Eating 100 pounds of Tent City soil won’t get you high

When the province announced it was building a playground on the Tent City property, it said the soil needed to be removed to deal with “contaminants” from “minor gas spills and trace amounts of methamphetamines.”

The media duly reported that information, and why not? We can’t have children running around on meth-y soil in the Garden City. They might get a contact high!

The fuel spills were entirely believable, but the “traces” of meth set off red flags for me. It seemed unlikely that enough meth was in the soil to pose a public health hazard. So how much meth are we talking about? The soil testing report, posted online as a result of a Freedom of Information request, had this to say:

“For the Illicit drugs, no BC [Contaminated Sites Regulation] standards have been developed. As such, the laboratory detection limit was used as the standard. Any detectable concentration of illicit drugs in the soil was considered an exceedance” (p. 11).

Meaning if they found any meth at all in the “worst case scenario” samples, they would report it as too much meth. Okay then. Drumroll, please…

“Detectable concentrations” of methamphetamine were found in two soil samples, to the tune of 0.15 micrograms and 0.40 micrograms per gram of soil (p. 46). If you’re like me, those numbers won’t mean a heck of a lot, so some context might help.

0.40 micrograms is 0.0000004 grams. That’s still meaningless, I know, but it’s really small. A check mark written in pencil weighs 1 microgram – more than twice as much. Doing some quick math based on this piece, when you’re mining for gold, apparently there are about 1.3 micrograms of gold per gram of soil. I wouldn’t be surprised if there was far more gold in Tent City’s soil than meth. One final comparison: an average grain of sand weighs fifty micrograms – that’s 125 times more than the amount of meth we’re talking about.

Now I know what you’re thinking: my child eats buckets and buckets of soil, and I’d rather that soil be meth-free. A Google search suggests that an adult could OD if they ingest 150 milligrams of meth, depending on tolerance levels and a variety of factors. You’d have to eat 827 lbs of the worst-case scenario Tent City soil to get to that level. That’s like eating a couple of lions, or 19,743 Timbits, in a single sitting. At that point the meth is going to be the least of your problems.

Yeah, yeah, I hear you. We’re not talking overdose levels of meth in adults – you don’t want your child to feel any drug-related effects when they’re eating their bodyweight in dirt. Let’s tackle that one next.
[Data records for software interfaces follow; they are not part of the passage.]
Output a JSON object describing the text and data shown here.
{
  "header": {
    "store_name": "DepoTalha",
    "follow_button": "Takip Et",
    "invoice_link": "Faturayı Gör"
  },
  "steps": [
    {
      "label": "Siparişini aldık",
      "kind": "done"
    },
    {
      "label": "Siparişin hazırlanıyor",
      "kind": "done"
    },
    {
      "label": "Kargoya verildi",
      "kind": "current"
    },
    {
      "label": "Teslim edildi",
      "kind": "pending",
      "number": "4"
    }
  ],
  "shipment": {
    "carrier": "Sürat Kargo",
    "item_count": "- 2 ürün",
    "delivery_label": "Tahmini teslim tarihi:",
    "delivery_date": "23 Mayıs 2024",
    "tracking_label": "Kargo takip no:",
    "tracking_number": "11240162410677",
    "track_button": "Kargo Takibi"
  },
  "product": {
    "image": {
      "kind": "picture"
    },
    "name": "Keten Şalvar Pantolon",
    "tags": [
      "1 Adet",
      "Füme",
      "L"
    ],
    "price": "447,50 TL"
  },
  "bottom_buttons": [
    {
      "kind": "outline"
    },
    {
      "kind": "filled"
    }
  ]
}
Stock photo of a baby eating dirt; meth content unknown. Image source: Pexels.

Stock photo of a baby eating dirt; meth content unknown. Image source: Pexels.

According to one source, you could experience “light stimulation” from 5 milligrams of meth. You can get 5 milligram prescription doses of meth from a pharmacy, seemingly for children as young as six, but let’s go with that number anyway. If we divide down to get to the bodyweight of a two-year-old, that would mean they would have to eat 7.5 kg of soil (16.5 lbs) to cross into the “light stimulation” stage. If they ate 30.1 kg (66 lbs) of soil, they just might get high.

As a general rule, you probably shouldn’t let your child eat between 17 and 66 lbs of soil. That’s too much soil.

All of this back-of-the-napkin math is beside the point. Remember, these are worst-case scenario tests – tests that were specifically looking for drugs where they thought they might find them. And even then they came up nearly empty. The tests found only trace amounts of meth in two samples. Despite some reporting to the contrary, there were no detectable levels of any other “illicit drugs” found in any soil sample.

I wrote previously that the Tent City playground is about displacement first, and playgrounds second. Given that the playground is going ahead, it makes sense that the government would want to apply fuel contamination standards for “urban park land use” (p. 3). The report lists multiple instances where those tests exceeded the fuel contamination standards, but pretending that drugs had anything to do with removing the soil is ridiculous.

When talking about Tent City soil remediation, choosing to put micrograms of meth front and centre without context plays into public fears about poor and homeless Victorians using drugs. Portraying Tent City residents as having destroyed the land with methamphetamines may have helped cement some people’s support for displacing those individuals. The report’s authors were only documenting what they found, and the interpretation was left to the government and the media. Contrary to the narrative that Tent City residents were throwing so much meth on the ground that the soil had to be trucked out of town, the test results suggest that it wasn’t a significant factor.

Stephen Harrison